2013 C-182 C-185 Formation Flying Formation Flying Non-Fatal Non-Fatal Single-Engine Superior WI

C-182L/C-185 Non-Fatal Superior, WI November 2, 2013

A Cessna 182L (182), the lead airplane, and a Cessna 185F (185), the trail airplane, collided during a
formation skydiving flight. Both pilots flew the airplanes in a rectangular pattern until they reached the
jump altitude of 12,700 ft mean sea level. The 182 pilot established a jump heading and visually
confirmed that the 185 was to the left side and aft of the 182. The 182 pilot then called out “door open”
and jumpers “climbing out.” Subsequently, the four skydivers on board the 182 climbed out onto the
airplane’s right wing strut and right wheel step. Almost immediately, the 182 was struck by the 185. The
182’s windshield was shattered, and the airplane entered an uncontrollable descent. During the descent,
the right wing separated from the airplane, and the right wing fuel tank exploded. The 182 pilot exited
the airplane and parachuted safely to the ground. The 185 pilot reported that “when it was time for the
skydivers to climb out, the two planes began to drift together and in seemingly no time at all, the two
were colliding.” After the collision, the skydivers on board the 185 jumped from the airplane as it
inverted; the pilot was able to recover the airplane and land.

Video of the collision from NBC News

Read the NTSB report. Blog discussion.

1 2001 DHC-6 Twin Otter Fatal Fatal Multi-Engine Fentress Formation Flying Mid Air Prop Strike TX

DHC-6 Fatal (1) Fentress, TX May 27, 2001

A de Havilland DHC-6 and a Beech King Air 90 were to make a formation air drop of skydivers from 14,000 feet msl. The de Havilland was to be the lead aircraft with the King Air in trail.
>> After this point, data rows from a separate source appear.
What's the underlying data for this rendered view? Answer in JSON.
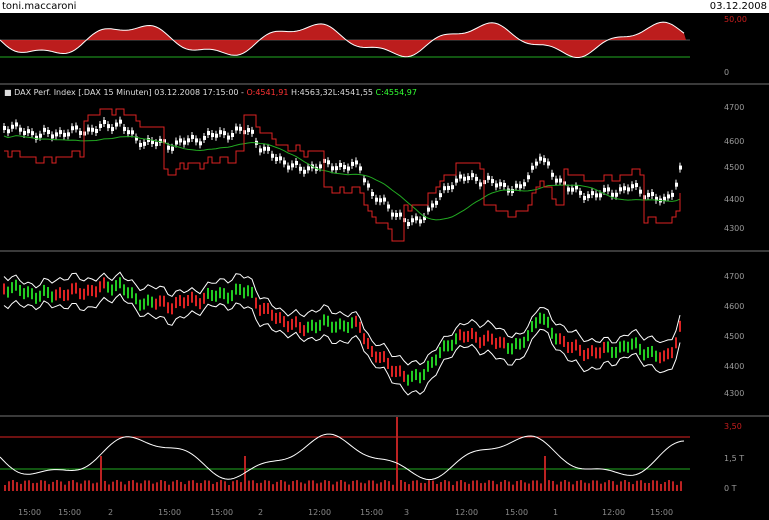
{
  "window": {
    "user": "toni.maccaroni",
    "date": "03.12.2008"
  },
  "legend": {
    "name": "DAX Perf. Index [.DAX  15 Minuten] 03.12.2008 17:15:00 - ",
    "open": "O:4541,91",
    "high": "H:4563,32",
    "low": "L:4541,55",
    "close": "C:4554,97"
  },
  "axes": {
    "osc_top": {
      "ticks": [
        "0"
      ],
      "header": "50,00"
    },
    "price_top": {
      "ticks": [
        "4700",
        "4600",
        "4500",
        "4400",
        "4300"
      ]
    },
    "price_mid": {
      "ticks": [
        "4700",
        "4600",
        "4500",
        "4400",
        "4300"
      ]
    },
    "volume": {
      "ticks": [
        "3,50",
        "1,5 T",
        "0 T"
      ]
    }
  },
  "time_labels": [
    "15:00",
    "15:00",
    "2",
    "15:00",
    "15:00",
    "2",
    "12:00",
    "15:00",
    "3",
    "12:00",
    "15:00",
    "1",
    "12:00",
    "15:00"
  ],
  "colors": {
    "up": "#22cc22",
    "down": "#dd2222",
    "line": "#ffffff",
    "ma": "#22aa22",
    "stop": "#dd2222"
  }
}
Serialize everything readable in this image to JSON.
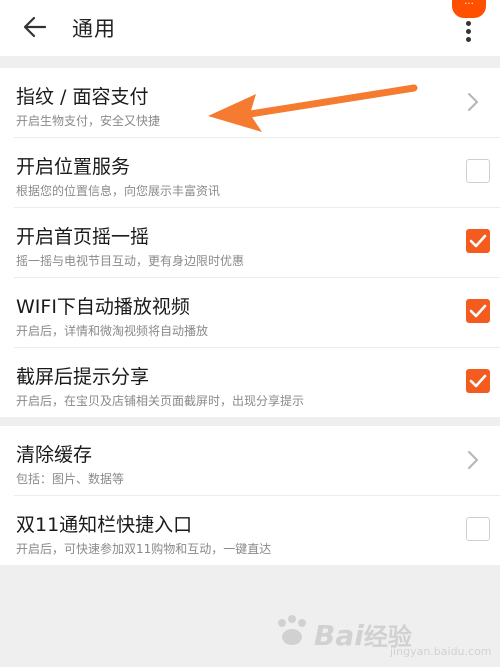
{
  "header": {
    "title": "通用",
    "badge_text": "···"
  },
  "group1": {
    "items": [
      {
        "title": "指纹 / 面容支付",
        "subtitle": "开启生物支付，安全又快捷",
        "control": "chevron"
      },
      {
        "title": "开启位置服务",
        "subtitle": "根据您的位置信息，向您展示丰富资讯",
        "control": "checkbox",
        "checked": false
      },
      {
        "title": "开启首页摇一摇",
        "subtitle": "摇一摇与电视节目互动，更有身边限时优惠",
        "control": "checkbox",
        "checked": true
      },
      {
        "title": "WIFI下自动播放视频",
        "subtitle": "开启后，详情和微淘视频将自动播放",
        "control": "checkbox",
        "checked": true
      },
      {
        "title": "截屏后提示分享",
        "subtitle": "开启后，在宝贝及店铺相关页面截屏时，出现分享提示",
        "control": "checkbox",
        "checked": true
      }
    ]
  },
  "group2": {
    "items": [
      {
        "title": "清除缓存",
        "subtitle": "包括：图片、数据等",
        "control": "chevron"
      },
      {
        "title": "双11通知栏快捷入口",
        "subtitle": "开启后，可快速参加双11购物和互动，一键直达",
        "control": "checkbox",
        "checked": false
      }
    ]
  },
  "watermark": {
    "logo_text": "Bai",
    "suffix_text": "经验",
    "url_text": "jingyan.baidu.com"
  },
  "colors": {
    "accent": "#f35b1f",
    "badge": "#ff5000",
    "annotation_arrow": "#f47b30"
  },
  "icons": {
    "back": "arrow-left-icon",
    "more": "more-vertical-icon",
    "chevron": "chevron-right-icon",
    "check": "checkmark-icon"
  }
}
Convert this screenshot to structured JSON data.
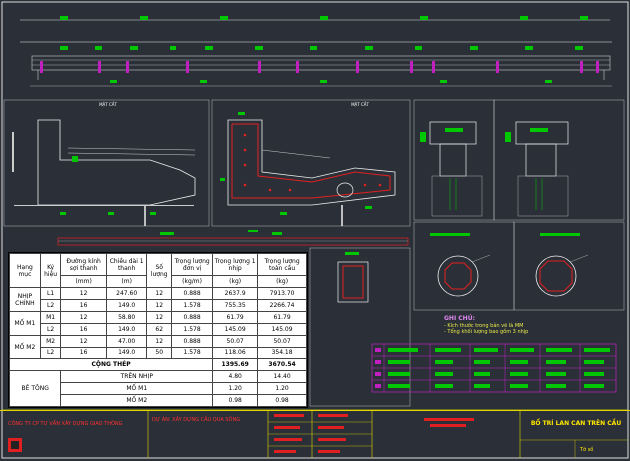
{
  "table": {
    "headers": [
      "Hạng mục",
      "Ký hiệu",
      "Đường kính sợi thanh",
      "Chiều dài 1 thanh",
      "Số lượng",
      "Trọng lượng đơn vị",
      "Trọng lượng 1 nhịp",
      "Trọng lượng toàn cầu"
    ],
    "units": [
      "",
      "",
      "(mm)",
      "(m)",
      "",
      "(kg/m)",
      "(kg)",
      "(kg)"
    ],
    "rows": [
      {
        "group": "NHỊP CHÍNH",
        "code": "L1",
        "dia": "12",
        "len": "247.60",
        "qty": "12",
        "unit": "0.888",
        "w1": "2637.9",
        "wt": "7913.70"
      },
      {
        "group": "",
        "code": "L2",
        "dia": "16",
        "len": "149.0",
        "qty": "12",
        "unit": "1.578",
        "w1": "755.35",
        "wt": "2266.74"
      },
      {
        "group": "MỐ M1",
        "code": "M1",
        "dia": "12",
        "len": "58.80",
        "qty": "12",
        "unit": "0.888",
        "w1": "61.79",
        "wt": "61.79"
      },
      {
        "group": "",
        "code": "L2",
        "dia": "16",
        "len": "149.0",
        "qty": "62",
        "unit": "1.578",
        "w1": "145.09",
        "wt": "145.09"
      },
      {
        "group": "MỐ M2",
        "code": "M2",
        "dia": "12",
        "len": "47.00",
        "qty": "12",
        "unit": "0.888",
        "w1": "50.07",
        "wt": "50.07"
      },
      {
        "group": "",
        "code": "L2",
        "dia": "16",
        "len": "149.0",
        "qty": "50",
        "unit": "1.578",
        "w1": "118.06",
        "wt": "354.18"
      }
    ],
    "total_label": "CỘNG THÉP",
    "total_w1": "1395.69",
    "total_wt": "3670.54",
    "concrete_label": "BÊ TÔNG",
    "concrete_rows": [
      {
        "item": "TRÊN NHỊP",
        "w1": "4.80",
        "wt": "14.40"
      },
      {
        "item": "MỐ M1",
        "w1": "1.20",
        "wt": "1.20"
      },
      {
        "item": "MỐ M2",
        "w1": "0.98",
        "wt": "0.98"
      }
    ]
  },
  "notes": {
    "heading": "GHI CHÚ:",
    "items": [
      "- Kích thước trong bản vẽ là MM",
      "- Tổng khối lượng bao gồm 3 nhịp"
    ]
  },
  "title_block": {
    "company": "CÔNG TY CP TƯ VẤN XÂY DỰNG GIAO THÔNG",
    "project": "DỰ ÁN: XÂY DỰNG CẦU QUA SÔNG",
    "drawing_title": "BỐ TRÍ LAN CAN TRÊN CẦU",
    "sheet": "Tờ số"
  },
  "colors": {
    "background": "#2b3038",
    "dimension": "#00d000",
    "section": "#e02020",
    "rebar": "#c020c0",
    "frame": "#f0f0f0",
    "titleblock": "#e0d800"
  }
}
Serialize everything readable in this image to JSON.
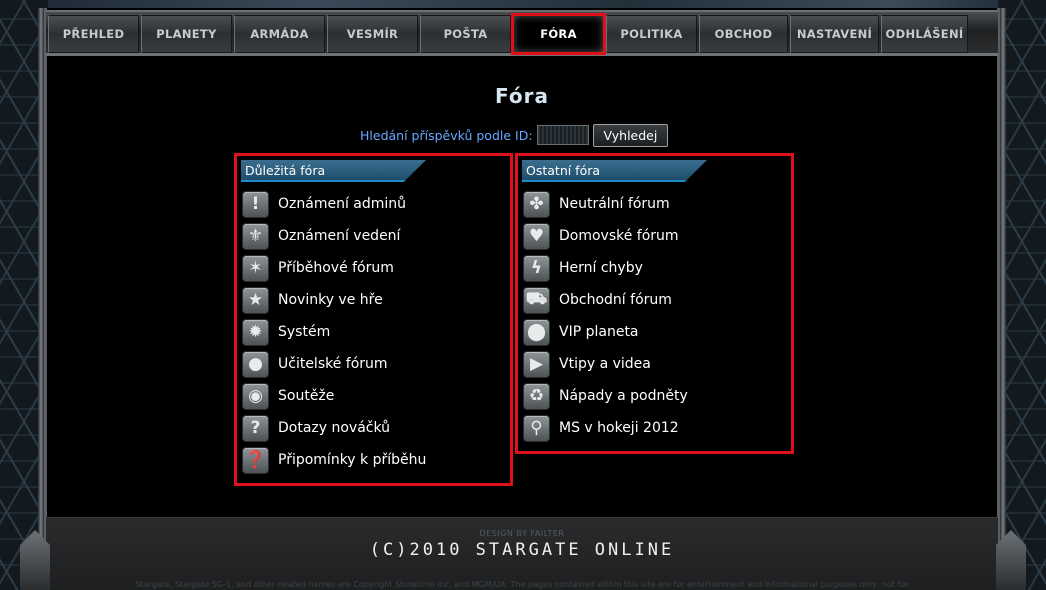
{
  "nav": [
    {
      "label": "PŘEHLED",
      "w": 91
    },
    {
      "label": "PLANETY",
      "w": 91
    },
    {
      "label": "ARMÁDA",
      "w": 91
    },
    {
      "label": "VESMÍR",
      "w": 91
    },
    {
      "label": "POŠTA",
      "w": 91
    },
    {
      "label": "FÓRA",
      "w": 91,
      "active": true
    },
    {
      "label": "POLITIKA",
      "w": 91
    },
    {
      "label": "OBCHOD",
      "w": 89
    },
    {
      "label": "NASTAVENÍ",
      "w": 89
    },
    {
      "label": "ODHLÁŠENÍ",
      "w": 87
    }
  ],
  "page": {
    "title": "Fóra"
  },
  "search": {
    "label": "Hledání příspěvků podle ID:",
    "value": "",
    "button_label": "Vyhledej"
  },
  "important_forums": {
    "header": "Důležitá fóra",
    "items": [
      {
        "label": "Oznámení adminů",
        "icon": "!"
      },
      {
        "label": "Oznámení vedení",
        "icon": "⚜"
      },
      {
        "label": "Příběhové fórum",
        "icon": "✶"
      },
      {
        "label": "Novinky ve hře",
        "icon": "★"
      },
      {
        "label": "Systém",
        "icon": "✹"
      },
      {
        "label": "Učitelské fórum",
        "icon": "●"
      },
      {
        "label": "Soutěže",
        "icon": "◉"
      },
      {
        "label": "Dotazy nováčků",
        "icon": "?"
      },
      {
        "label": "Připomínky k příběhu",
        "icon": "❓"
      }
    ]
  },
  "other_forums": {
    "header": "Ostatní fóra",
    "items": [
      {
        "label": "Neutrální fórum",
        "icon": "✤"
      },
      {
        "label": "Domovské fórum",
        "icon": "♥"
      },
      {
        "label": "Herní chyby",
        "icon": "ϟ"
      },
      {
        "label": "Obchodní fórum",
        "icon": "⛟"
      },
      {
        "label": "VIP planeta",
        "icon": "⬤"
      },
      {
        "label": "Vtipy a videa",
        "icon": "▶"
      },
      {
        "label": "Nápady a podněty",
        "icon": "♻"
      },
      {
        "label": "MS v hokeji 2012",
        "icon": "⚲"
      }
    ]
  },
  "footer": {
    "design_by": "DESIGN BY FAILTER",
    "copyright": "(C)2010 STARGATE ONLINE",
    "legal": "Stargate, Stargate SG-1, and other related names are Copyright Showtime Inc. and MGM/UA. The pages contained within this site are for entertainment and informational purposes only, not for"
  }
}
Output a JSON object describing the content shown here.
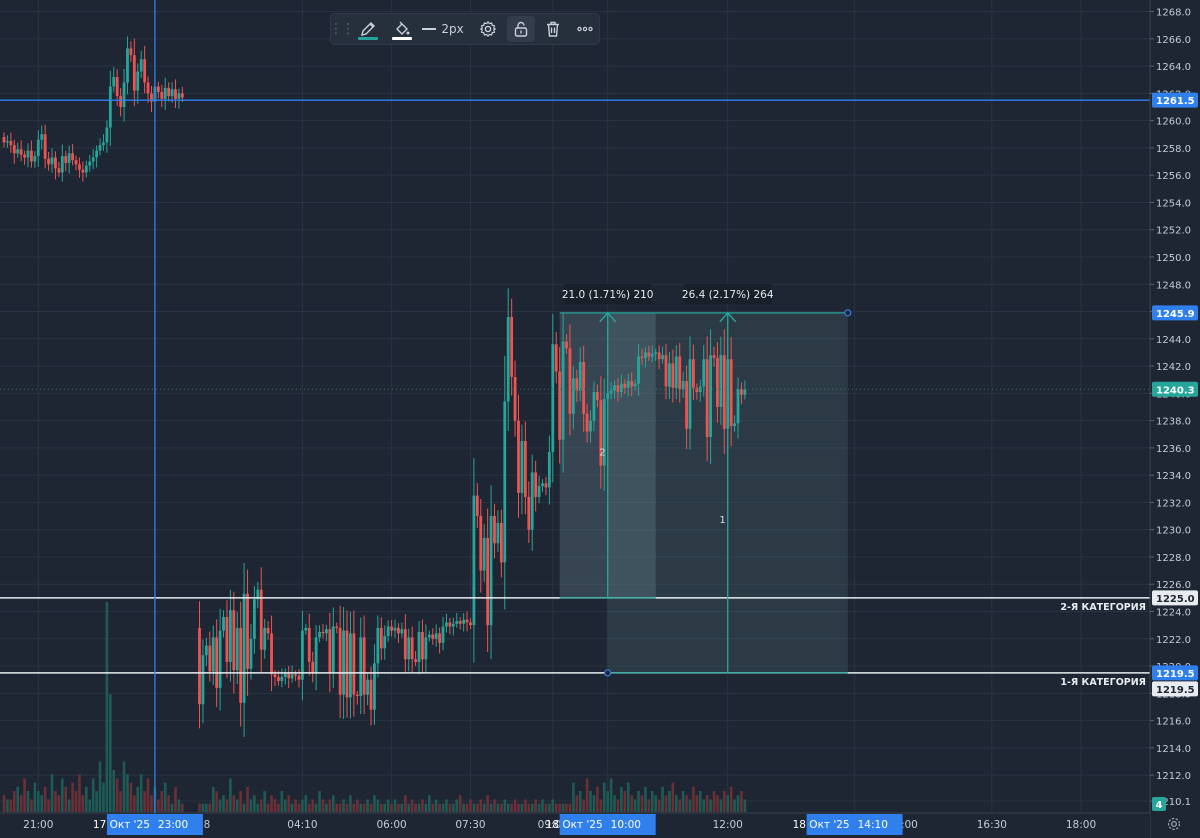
{
  "chart_data": {
    "type": "candlestick",
    "price_axis": {
      "min": 1209.15,
      "max": 1268.7,
      "ticks": [
        1210.1,
        1212.0,
        1214.0,
        1216.0,
        1218.0,
        1220.0,
        1222.0,
        1224.0,
        1226.0,
        1228.0,
        1230.0,
        1232.0,
        1234.0,
        1236.0,
        1238.0,
        1240.0,
        1242.0,
        1244.0,
        1246.0,
        1248.0,
        1250.0,
        1252.0,
        1254.0,
        1256.0,
        1258.0,
        1260.0,
        1262.0,
        1264.0,
        1266.0,
        1268.0
      ]
    },
    "time_axis": {
      "ticks": [
        {
          "label": "21:00",
          "slot": 10
        },
        {
          "label": "04:10",
          "slot": 87
        },
        {
          "label": "06:00",
          "slot": 113
        },
        {
          "label": "07:30",
          "slot": 136
        },
        {
          "label": "09:00",
          "slot": 160
        },
        {
          "label": "12:00",
          "slot": 211
        },
        {
          "label": "16:30",
          "slot": 288
        },
        {
          "label": "18:00",
          "slot": 314
        }
      ],
      "highlights": [
        {
          "label": "17 Окт '25",
          "time": "23:00",
          "slot": 44
        },
        {
          "label": "18 Окт '25",
          "time": "10:00",
          "slot": 176
        },
        {
          "label": "18 Окт '25",
          "time": "14:10",
          "slot": 248
        }
      ],
      "tail_label": "5:00",
      "tail_slot": 263
    },
    "segments": [
      {
        "start": 0,
        "open": 1258.8,
        "pts": [
          1258.4,
          1258.5,
          1258.2,
          1257.6,
          1257.9,
          1257.5,
          1257.3,
          1257.8,
          1257.0,
          1257.4,
          1258.6,
          1259.0,
          1257.2,
          1256.8,
          1257.3,
          1256.5,
          1256.2,
          1257.4,
          1256.9,
          1257.6,
          1257.1,
          1256.8,
          1256.4,
          1256.2,
          1256.7,
          1257.0,
          1257.3,
          1257.8,
          1258.2,
          1258.4,
          1259.5,
          1262.5,
          1263.2,
          1261.8,
          1261.0,
          1262.8,
          1265.3,
          1264.8,
          1262.2,
          1263.6,
          1264.5,
          1262.8,
          1262.0,
          1261.4,
          1262.5,
          1262.1,
          1261.6,
          1262.4,
          1261.8,
          1262.3,
          1261.6,
          1262.0,
          1261.7
        ]
      },
      {
        "start": 57,
        "open": 1222.8,
        "pts": [
          1217.2,
          1220.8,
          1221.5,
          1219.6,
          1222.1,
          1218.4,
          1222.6,
          1223.6,
          1220.3,
          1224.1,
          1219.7,
          1222.8,
          1217.3,
          1225.3,
          1219.8,
          1222.0,
          1224.9,
          1225.6,
          1221.2,
          1222.8,
          1222.4,
          1219.4,
          1219.2,
          1218.9,
          1219.2,
          1219.5,
          1219.1,
          1219.4,
          1219.3,
          1219.0,
          1222.6,
          1222.8,
          1220.3,
          1219.5,
          1222.1,
          1222.5,
          1222.4,
          1222.7,
          1219.5,
          1222.9,
          1222.8,
          1217.9,
          1222.6,
          1217.7,
          1222.4,
          1217.9,
          1217.8,
          1222.1,
          1217.9,
          1219.0,
          1216.8,
          1220.2,
          1222.8,
          1221.3,
          1222.2,
          1222.9,
          1222.6,
          1222.8,
          1222.4,
          1222.7,
          1220.5,
          1222.1,
          1220.5,
          1220.3,
          1222.5,
          1220.5,
          1222.1,
          1222.3,
          1222.0,
          1222.4,
          1221.7,
          1222.9,
          1223.2,
          1222.9,
          1223.1,
          1223.3,
          1223.1,
          1223.4,
          1223.2,
          1223.0,
          1232.5,
          1231.0,
          1227.0,
          1229.4,
          1223.0,
          1231.0,
          1229.0,
          1230.5,
          1227.6,
          1239.4,
          1245.6,
          1241.2,
          1238.0,
          1232.7,
          1236.5,
          1232.4,
          1230.0,
          1234.2,
          1232.4,
          1233.2,
          1233.4,
          1233.1,
          1235.7,
          1243.6,
          1241.6,
          1236.6,
          1243.8,
          1243.3,
          1238.5,
          1241.1,
          1240.2,
          1242.3,
          1238.5,
          1237.2,
          1238.0,
          1240.1,
          1239.5,
          1234.7,
          1239.6,
          1240.0,
          1240.2,
          1240.6,
          1240.1,
          1240.7,
          1240.4,
          1240.9,
          1240.5,
          1240.7,
          1242.7,
          1242.6,
          1243.0,
          1242.7,
          1242.9,
          1243.0,
          1242.5,
          1242.8,
          1240.5,
          1242.2,
          1240.4,
          1242.7,
          1240.3,
          1240.9,
          1237.4,
          1242.5,
          1240.4,
          1240.1,
          1240.5,
          1242.5,
          1236.8,
          1242.8,
          1242.6,
          1239.0,
          1242.8,
          1237.4,
          1242.5,
          1237.6,
          1237.8,
          1240.3,
          1239.9,
          1240.3
        ]
      }
    ],
    "volumes": [
      4,
      3,
      3,
      5,
      6,
      4,
      8,
      5,
      3,
      7,
      5,
      4,
      6,
      3,
      9,
      5,
      4,
      8,
      6,
      3,
      7,
      5,
      9,
      4,
      6,
      3,
      8,
      5,
      12,
      7,
      50,
      28,
      10,
      8,
      5,
      12,
      9,
      7,
      4,
      6,
      9,
      5,
      8,
      4,
      6,
      3,
      5,
      7,
      4,
      2,
      6,
      3,
      2,
      2,
      2,
      2,
      2,
      6,
      5,
      3,
      4,
      3,
      8,
      4,
      3,
      5,
      2,
      6,
      3,
      4,
      2,
      3,
      5,
      2,
      4,
      3,
      2,
      5,
      3,
      4,
      2,
      3,
      2,
      3,
      4,
      2,
      3,
      2,
      5,
      3,
      2,
      3,
      4,
      2,
      2,
      3,
      2,
      4,
      2,
      3,
      2,
      2,
      3,
      2,
      4,
      3,
      2,
      2,
      3,
      2,
      3,
      2,
      2,
      4,
      2,
      3,
      2,
      2,
      3,
      2,
      4,
      2,
      3,
      2,
      2,
      3,
      2,
      2,
      3,
      4,
      2,
      2,
      3,
      2,
      2,
      3,
      2,
      4,
      2,
      3,
      2,
      2,
      3,
      2,
      2,
      3,
      2,
      2,
      3,
      2,
      2,
      3,
      2,
      3,
      2,
      2,
      3,
      2,
      2,
      2,
      2,
      2,
      7,
      4,
      5,
      3,
      8,
      5,
      4,
      6,
      3,
      7,
      5,
      8,
      4,
      3,
      6,
      5,
      7,
      4,
      3,
      5,
      4,
      6,
      3,
      5,
      4,
      3,
      6,
      4,
      5,
      7,
      4,
      3,
      5,
      4,
      3,
      6,
      4,
      5,
      3,
      4,
      3,
      5,
      4,
      3,
      5,
      4,
      6,
      3,
      4,
      5,
      3,
      4,
      6,
      4,
      5,
      3,
      4,
      3,
      5,
      4,
      3,
      4,
      3,
      5,
      4,
      6,
      3,
      4,
      5,
      3,
      4,
      3,
      2,
      3,
      2
    ],
    "horizontal_lines": [
      {
        "price": 1261.5,
        "badge": "1261.5",
        "color": "#2f80ed"
      },
      {
        "price": 1225.0,
        "badge": "1225.0",
        "color": "#e8ecf1",
        "label": "2-Я КАТЕГОРИЯ"
      },
      {
        "price": 1219.5,
        "badge": "1219.5",
        "color": "#e8ecf1",
        "label": "1-Я КАТЕГОРИЯ"
      }
    ],
    "last_price": {
      "price": 1240.3,
      "badge": "1240.3"
    },
    "price_badges": [
      {
        "price": 1245.9,
        "label": "1245.9"
      },
      {
        "price": 1219.5,
        "label": "1219.5"
      }
    ],
    "crosshair": {
      "slot": 44
    },
    "measurements": [
      {
        "label": "21.0 (1.71%) 210",
        "number": "2",
        "from_slot": 162,
        "to_slot": 176,
        "to2_slot": 190,
        "low": 1225.0,
        "high": 1245.9
      },
      {
        "label": "26.4 (2.17%) 264",
        "number": "1",
        "from_slot": 176,
        "to_slot": 211,
        "to2_slot": 246,
        "low": 1219.5,
        "high": 1245.9
      }
    ],
    "volume_badge": "4"
  },
  "toolbar": {
    "width_label": "2px",
    "icons": [
      "drag-handle-icon",
      "pencil-icon",
      "paint-bucket-icon",
      "line-width-icon",
      "gear-icon",
      "lock-icon",
      "trash-icon",
      "more-icon"
    ],
    "pencil_color": "#26a69a",
    "bucket_color": "#ffffff"
  },
  "colors": {
    "background": "#1e2633",
    "grid": "#2a3341",
    "bull": "#26a69a",
    "bear": "#ef5350",
    "axis_text": "#c5cbd3",
    "accent": "#2f80ed"
  }
}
As the skydivers prepared to exit, the King Air was traveling faster than the de Havilland, and the pilot of the King Air had to pitch up and bank right to avoid the de Havilland.

Read the NTSB report…